- Brief:
Each record needs to be retyped exactly, though its pictures should not appear.

(Data extracted from a collection)

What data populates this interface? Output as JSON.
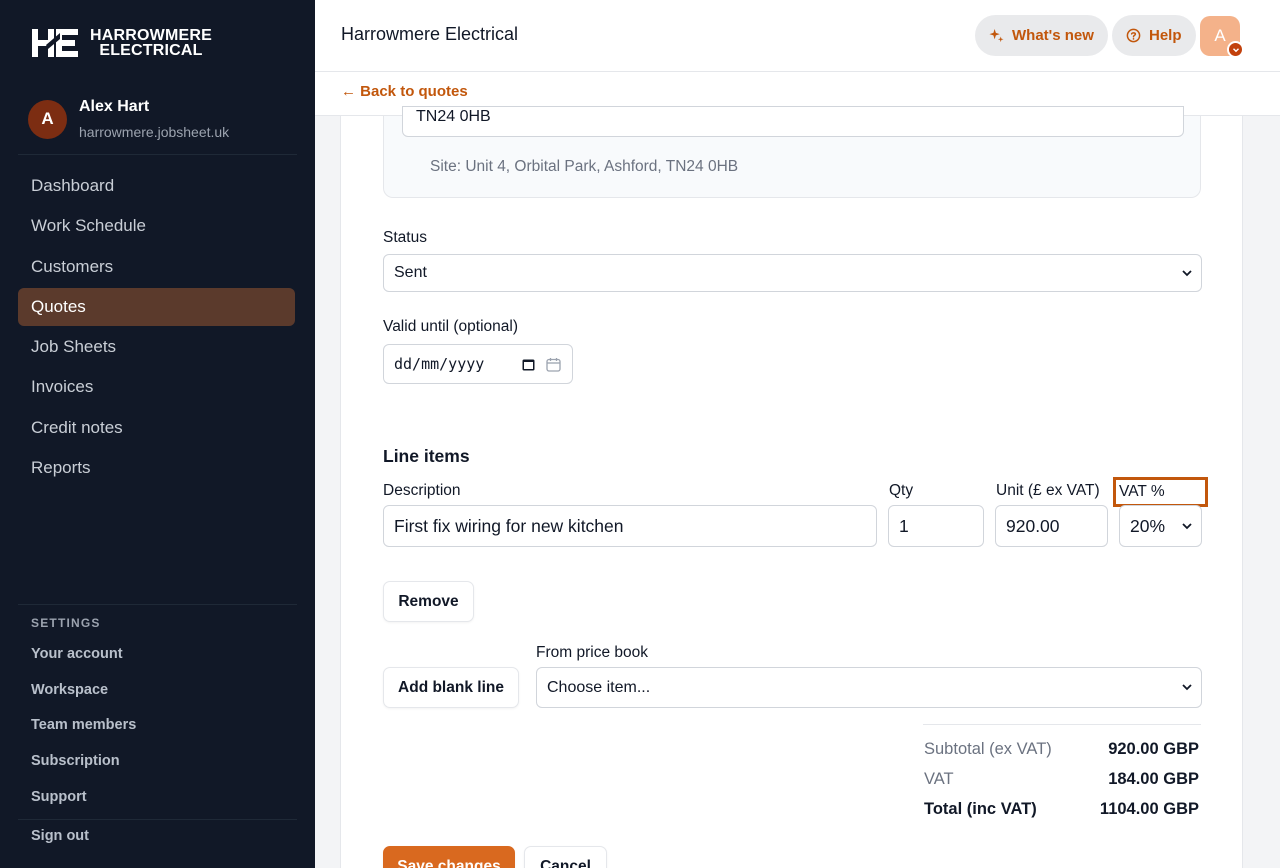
{
  "brand": {
    "line1": "HARROWMERE",
    "line2": "ELECTRICAL"
  },
  "user": {
    "initial": "A",
    "name": "Alex Hart",
    "domain": "harrowmere.jobsheet.uk"
  },
  "nav": {
    "items": [
      {
        "label": "Dashboard",
        "active": false
      },
      {
        "label": "Work Schedule",
        "active": false
      },
      {
        "label": "Customers",
        "active": false
      },
      {
        "label": "Quotes",
        "active": true
      },
      {
        "label": "Job Sheets",
        "active": false
      },
      {
        "label": "Invoices",
        "active": false
      },
      {
        "label": "Credit notes",
        "active": false
      },
      {
        "label": "Reports",
        "active": false
      }
    ]
  },
  "settings": {
    "label": "SETTINGS",
    "items": [
      "Your account",
      "Workspace",
      "Team members",
      "Subscription",
      "Support"
    ],
    "signout": "Sign out"
  },
  "header": {
    "title": "Harrowmere Electrical",
    "whats_new": "What's new",
    "help": "Help",
    "user_initial": "A"
  },
  "back": {
    "label": "← Back to quotes"
  },
  "form": {
    "postcode_value": "TN24 0HB",
    "site_text": "Site: Unit 4, Orbital Park, Ashford, TN24 0HB",
    "status_label": "Status",
    "status_value": "Sent",
    "valid_until_label": "Valid until (optional)",
    "valid_until_placeholder": "dd/mm/yyyy",
    "line_items_title": "Line items",
    "columns": {
      "description": "Description",
      "qty": "Qty",
      "unit": "Unit (£ ex VAT)",
      "vat": "VAT %"
    },
    "line": {
      "description": "First fix wiring for new kitchen",
      "qty": "1",
      "unit": "920.00",
      "vat": "20%"
    },
    "remove_label": "Remove",
    "add_blank_label": "Add blank line",
    "price_book_label": "From price book",
    "price_book_placeholder": "Choose item...",
    "summary": {
      "subtotal_label": "Subtotal (ex VAT)",
      "subtotal_value": "920.00 GBP",
      "vat_label": "VAT",
      "vat_value": "184.00 GBP",
      "total_label": "Total (inc VAT)",
      "total_value": "1104.00 GBP"
    },
    "save_label": "Save changes",
    "cancel_label": "Cancel"
  },
  "colors": {
    "accent": "#c2570c",
    "sidebar_bg": "#111827",
    "active_nav": "#5b3a2c",
    "primary_button": "#d9691f"
  }
}
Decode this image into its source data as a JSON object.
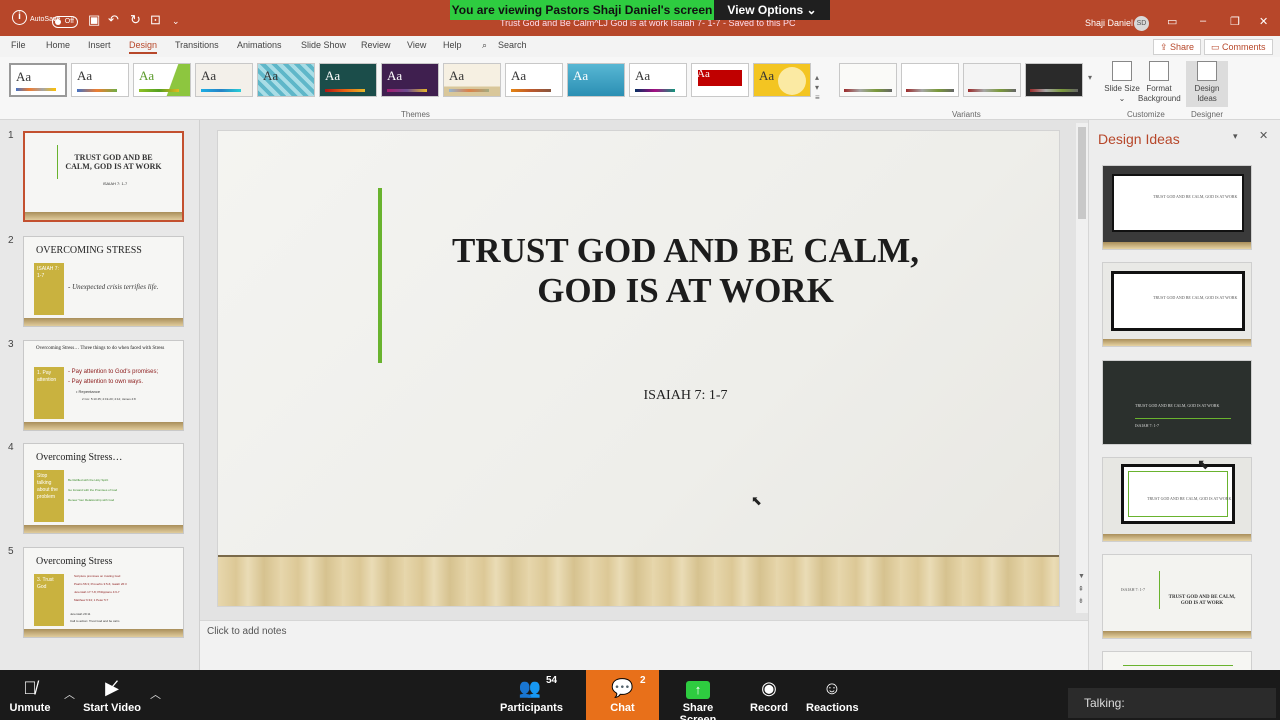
{
  "zoom": {
    "banner_message": "You are viewing Pastors Shaji Daniel's screen",
    "view_options": "View Options ⌄",
    "toolbar": {
      "unmute": "Unmute",
      "start_video": "Start Video",
      "participants": "Participants",
      "participants_count": "54",
      "chat": "Chat",
      "chat_count": "2",
      "share_screen": "Share Screen",
      "record": "Record",
      "reactions": "Reactions"
    },
    "talking": "Talking:"
  },
  "titlebar": {
    "autosave_label": "AutoSave",
    "autosave_state": "Off",
    "document_title": "Trust God and Be Calm^LJ God is at work Isaiah 7- 1-7  -  Saved to this PC",
    "user_name": "Shaji Daniel",
    "user_initials": "SD"
  },
  "ribbon": {
    "tabs": [
      "File",
      "Home",
      "Insert",
      "Design",
      "Transitions",
      "Animations",
      "Slide Show",
      "Review",
      "View",
      "Help"
    ],
    "search": "Search",
    "share": "Share",
    "comments": "Comments",
    "theme_glyph": "Aa",
    "groups": {
      "themes": "Themes",
      "variants": "Variants",
      "customize": "Customize",
      "designer": "Designer"
    },
    "buttons": {
      "slide_size": "Slide Size ⌄",
      "format_background": "Format Background",
      "design_ideas": "Design Ideas"
    },
    "colors": {
      "accent": "#b7472a",
      "banner_green": "#2ecc40",
      "slide_accent": "#69b32e"
    }
  },
  "slides": [
    {
      "num": "1",
      "title": "TRUST GOD AND BE CALM, GOD IS AT WORK",
      "sub": "ISAIAH 7: 1-7"
    },
    {
      "num": "2",
      "title": "OVERCOMING STRESS",
      "gold_text": "ISAIAH 7: 1-7",
      "lines": [
        "- Unexpected crisis terrifies life."
      ]
    },
    {
      "num": "3",
      "title": "Overcoming Stress… Three things to do when faced with Stress",
      "gold_text": "1. Pay attention",
      "lines": [
        "- Pay attention to God's promises;",
        "- Pay attention to own ways.",
        "• Repentance",
        "2 Cor. 5:10 45; 2:19-20; 4:12; James 4:8"
      ]
    },
    {
      "num": "4",
      "title": "Overcoming Stress…",
      "gold_text": "Stop talking about the problem",
      "lines": [
        "Be Refilled with the Holy Spirit",
        "Go forward with the Promises of God",
        "Renew Your Relationship with God"
      ]
    },
    {
      "num": "5",
      "title": "Overcoming Stress",
      "gold_text": "3. Trust God",
      "lines": [
        "Scripture promises on trusting God",
        "Psalm 56:3; Proverbs 3:5-6; Isaiah 26:3",
        "Jeremiah 17:7-8; Philippians 4:6-7",
        "Matthew 6:34; 1 Peter 5:7",
        "Jeremiah 29:11",
        "Call to action: Trust God and be calm"
      ]
    }
  ],
  "current_slide": {
    "title_line1": "TRUST GOD AND BE CALM,",
    "title_line2": "GOD IS AT WORK",
    "subtitle": "ISAIAH 7: 1-7"
  },
  "notes_placeholder": "Click to add notes",
  "design_ideas": {
    "title": "Design Ideas",
    "mini_title": "TRUST GOD AND BE CALM, GOD IS AT WORK",
    "mini_sub": "ISAIAH 7: 1-7"
  }
}
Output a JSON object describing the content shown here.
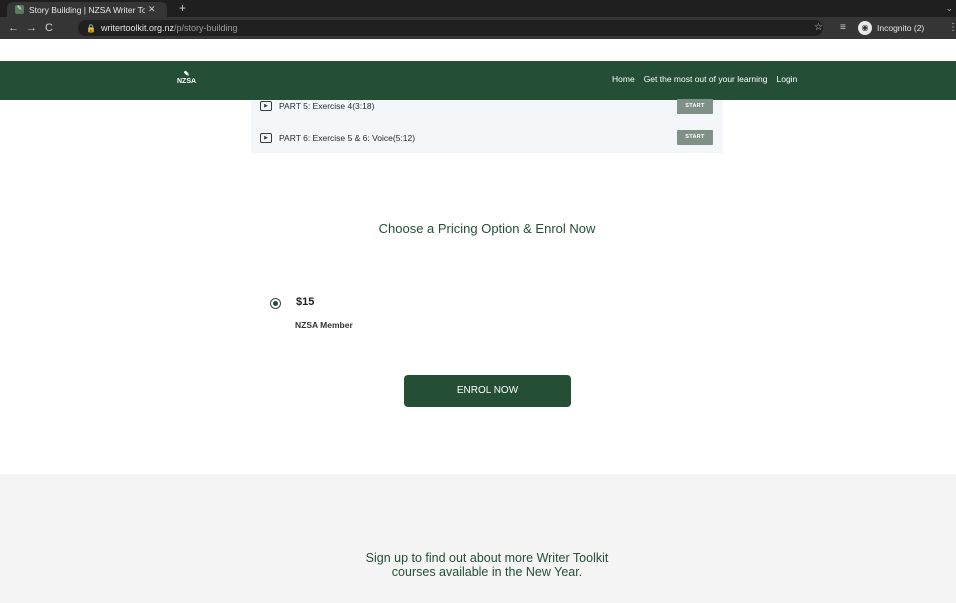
{
  "browser": {
    "tab_title": "Story Building | NZSA Writer To",
    "tab_close": "✕",
    "new_tab": "+",
    "url_domain": "writertoolkit.org.nz",
    "url_path": "/p/story-building",
    "profile_label": "Incognito (2)"
  },
  "site": {
    "logo": "NZSA",
    "nav": [
      "Home",
      "Get the most out of your learning",
      "Login"
    ]
  },
  "lessons": [
    {
      "label": "PART 5: Exercise 4(3:18)",
      "button": "START"
    },
    {
      "label": "PART 6: Exercise 5 & 6: Voice(5:12)",
      "button": "START"
    }
  ],
  "pricing": {
    "heading": "Choose a Pricing Option & Enrol Now",
    "price": "$15",
    "option_name": "NZSA Member",
    "enrol_label": "ENROL NOW"
  },
  "footer": {
    "line1": "Sign up to find out about more Writer Toolkit",
    "line2": "courses available in the New Year."
  },
  "colors": {
    "brand_green": "#244f35",
    "start_button": "#7f9186"
  }
}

- Output:
What data populates this interface? Output as JSON.
{
  "brand": {
    "line1": "HARROWMERE",
    "line2": "ELECTRICAL"
  },
  "user": {
    "initial": "A",
    "name": "Alex Hart",
    "domain": "harrowmere.jobsheet.uk"
  },
  "nav": {
    "items": [
      {
        "label": "Dashboard",
        "active": false
      },
      {
        "label": "Work Schedule",
        "active": false
      },
      {
        "label": "Customers",
        "active": false
      },
      {
        "label": "Quotes",
        "active": true
      },
      {
        "label": "Job Sheets",
        "active": false
      },
      {
        "label": "Invoices",
        "active": false
      },
      {
        "label": "Credit notes",
        "active": false
      },
      {
        "label": "Reports",
        "active": false
      }
    ]
  },
  "settings": {
    "label": "SETTINGS",
    "items": [
      "Your account",
      "Workspace",
      "Team members",
      "Subscription",
      "Support"
    ],
    "signout": "Sign out"
  },
  "header": {
    "title": "Harrowmere Electrical",
    "whats_new": "What's new",
    "help": "Help",
    "user_initial": "A"
  },
  "back": {
    "label": "← Back to quotes"
  },
  "form": {
    "postcode_value": "TN24 0HB",
    "site_text": "Site: Unit 4, Orbital Park, Ashford, TN24 0HB",
    "status_label": "Status",
    "status_value": "Sent",
    "valid_until_label": "Valid until (optional)",
    "valid_until_placeholder": "dd/mm/yyyy",
    "line_items_title": "Line items",
    "columns": {
      "description": "Description",
      "qty": "Qty",
      "unit": "Unit (£ ex VAT)",
      "vat": "VAT %"
    },
    "line": {
      "description": "First fix wiring for new kitchen",
      "qty": "1",
      "unit": "920.00",
      "vat": "20%"
    },
    "remove_label": "Remove",
    "add_blank_label": "Add blank line",
    "price_book_label": "From price book",
    "price_book_placeholder": "Choose item...",
    "summary": {
      "subtotal_label": "Subtotal (ex VAT)",
      "subtotal_value": "920.00 GBP",
      "vat_label": "VAT",
      "vat_value": "184.00 GBP",
      "total_label": "Total (inc VAT)",
      "total_value": "1104.00 GBP"
    },
    "save_label": "Save changes",
    "cancel_label": "Cancel"
  },
  "colors": {
    "accent": "#c2570c",
    "sidebar_bg": "#111827",
    "active_nav": "#5b3a2c",
    "primary_button": "#d9691f"
  }
}
Decode this image into its source data as a JSON object.
{
  "zoom": {
    "banner_message": "You are viewing Pastors Shaji Daniel's screen",
    "view_options": "View Options ⌄",
    "toolbar": {
      "unmute": "Unmute",
      "start_video": "Start Video",
      "participants": "Participants",
      "participants_count": "54",
      "chat": "Chat",
      "chat_count": "2",
      "share_screen": "Share Screen",
      "record": "Record",
      "reactions": "Reactions"
    },
    "talking": "Talking:"
  },
  "titlebar": {
    "autosave_label": "AutoSave",
    "autosave_state": "Off",
    "document_title": "Trust God and Be Calm^LJ God is at work Isaiah 7- 1-7  -  Saved to this PC",
    "user_name": "Shaji Daniel",
    "user_initials": "SD"
  },
  "ribbon": {
    "tabs": [
      "File",
      "Home",
      "Insert",
      "Design",
      "Transitions",
      "Animations",
      "Slide Show",
      "Review",
      "View",
      "Help"
    ],
    "search": "Search",
    "share": "Share",
    "comments": "Comments",
    "theme_glyph": "Aa",
    "groups": {
      "themes": "Themes",
      "variants": "Variants",
      "customize": "Customize",
      "designer": "Designer"
    },
    "buttons": {
      "slide_size": "Slide Size ⌄",
      "format_background": "Format Background",
      "design_ideas": "Design Ideas"
    },
    "colors": {
      "accent": "#b7472a",
      "banner_green": "#2ecc40",
      "slide_accent": "#69b32e"
    }
  },
  "slides": [
    {
      "num": "1",
      "title": "TRUST GOD AND BE CALM, GOD IS AT WORK",
      "sub": "ISAIAH 7: 1-7"
    },
    {
      "num": "2",
      "title": "OVERCOMING STRESS",
      "gold_text": "ISAIAH 7: 1-7",
      "lines": [
        "- Unexpected crisis terrifies life."
      ]
    },
    {
      "num": "3",
      "title": "Overcoming Stress… Three things to do when faced with Stress",
      "gold_text": "1. Pay attention",
      "lines": [
        "- Pay attention to God's promises;",
        "- Pay attention to own ways.",
        "• Repentance",
        "2 Cor. 5:10 45; 2:19-20; 4:12; James 4:8"
      ]
    },
    {
      "num": "4",
      "title": "Overcoming Stress…",
      "gold_text": "Stop talking about the problem",
      "lines": [
        "Be Refilled with the Holy Spirit",
        "Go forward with the Promises of God",
        "Renew Your Relationship with God"
      ]
    },
    {
      "num": "5",
      "title": "Overcoming Stress",
      "gold_text": "3. Trust God",
      "lines": [
        "Scripture promises on trusting God",
        "Psalm 56:3; Proverbs 3:5-6; Isaiah 26:3",
        "Jeremiah 17:7-8; Philippians 4:6-7",
        "Matthew 6:34; 1 Peter 5:7",
        "Jeremiah 29:11",
        "Call to action: Trust God and be calm"
      ]
    }
  ],
  "current_slide": {
    "title_line1": "TRUST GOD AND BE CALM,",
    "title_line2": "GOD IS AT WORK",
    "subtitle": "ISAIAH 7: 1-7"
  },
  "notes_placeholder": "Click to add notes",
  "design_ideas": {
    "title": "Design Ideas",
    "mini_title": "TRUST GOD AND BE CALM, GOD IS AT WORK",
    "mini_sub": "ISAIAH 7: 1-7"
  }
}
Output a JSON object describing the content shown here.
{
  "browser": {
    "tab_title": "Story Building | NZSA Writer To",
    "tab_close": "✕",
    "new_tab": "+",
    "url_domain": "writertoolkit.org.nz",
    "url_path": "/p/story-building",
    "profile_label": "Incognito (2)"
  },
  "site": {
    "logo": "NZSA",
    "nav": [
      "Home",
      "Get the most out of your learning",
      "Login"
    ]
  },
  "lessons": [
    {
      "label": "PART 5: Exercise 4(3:18)",
      "button": "START"
    },
    {
      "label": "PART 6: Exercise 5 & 6: Voice(5:12)",
      "button": "START"
    }
  ],
  "pricing": {
    "heading": "Choose a Pricing Option & Enrol Now",
    "price": "$15",
    "option_name": "NZSA Member",
    "enrol_label": "ENROL NOW"
  },
  "footer": {
    "line1": "Sign up to find out about more Writer Toolkit",
    "line2": "courses available in the New Year."
  },
  "colors": {
    "brand_green": "#244f35",
    "start_button": "#7f9186"
  }
}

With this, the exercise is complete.